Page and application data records
BEGIN

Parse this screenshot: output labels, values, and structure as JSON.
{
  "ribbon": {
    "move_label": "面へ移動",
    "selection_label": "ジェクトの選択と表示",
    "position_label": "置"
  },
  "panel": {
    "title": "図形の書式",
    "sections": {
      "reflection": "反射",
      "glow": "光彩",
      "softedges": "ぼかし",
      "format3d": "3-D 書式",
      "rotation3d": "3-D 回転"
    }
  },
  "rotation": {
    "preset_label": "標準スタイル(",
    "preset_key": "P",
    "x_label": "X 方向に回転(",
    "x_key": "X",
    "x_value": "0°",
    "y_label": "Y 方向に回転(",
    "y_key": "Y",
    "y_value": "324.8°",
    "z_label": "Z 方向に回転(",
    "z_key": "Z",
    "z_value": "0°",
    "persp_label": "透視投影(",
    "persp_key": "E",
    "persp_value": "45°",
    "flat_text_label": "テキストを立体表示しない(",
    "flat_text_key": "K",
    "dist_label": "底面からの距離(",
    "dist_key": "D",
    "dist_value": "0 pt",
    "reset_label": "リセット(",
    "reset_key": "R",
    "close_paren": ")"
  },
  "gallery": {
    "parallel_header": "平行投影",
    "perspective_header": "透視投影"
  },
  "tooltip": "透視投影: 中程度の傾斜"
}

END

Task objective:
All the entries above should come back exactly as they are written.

Answer to the exercise:
Parse this screenshot: output labels, values, and structure as JSON.
{
  "ribbon": {
    "move_label": "面へ移動",
    "selection_label": "ジェクトの選択と表示",
    "position_label": "置"
  },
  "panel": {
    "title": "図形の書式",
    "sections": {
      "reflection": "反射",
      "glow": "光彩",
      "softedges": "ぼかし",
      "format3d": "3-D 書式",
      "rotation3d": "3-D 回転"
    }
  },
  "rotation": {
    "preset_label": "標準スタイル(",
    "preset_key": "P",
    "x_label": "X 方向に回転(",
    "x_key": "X",
    "x_value": "0°",
    "y_label": "Y 方向に回転(",
    "y_key": "Y",
    "y_value": "324.8°",
    "z_label": "Z 方向に回転(",
    "z_key": "Z",
    "z_value": "0°",
    "persp_label": "透視投影(",
    "persp_key": "E",
    "persp_value": "45°",
    "flat_text_label": "テキストを立体表示しない(",
    "flat_text_key": "K",
    "dist_label": "底面からの距離(",
    "dist_key": "D",
    "dist_value": "0 pt",
    "reset_label": "リセット(",
    "reset_key": "R",
    "close_paren": ")"
  },
  "gallery": {
    "parallel_header": "平行投影",
    "perspective_header": "透視投影"
  },
  "tooltip": "透視投影: 中程度の傾斜"
}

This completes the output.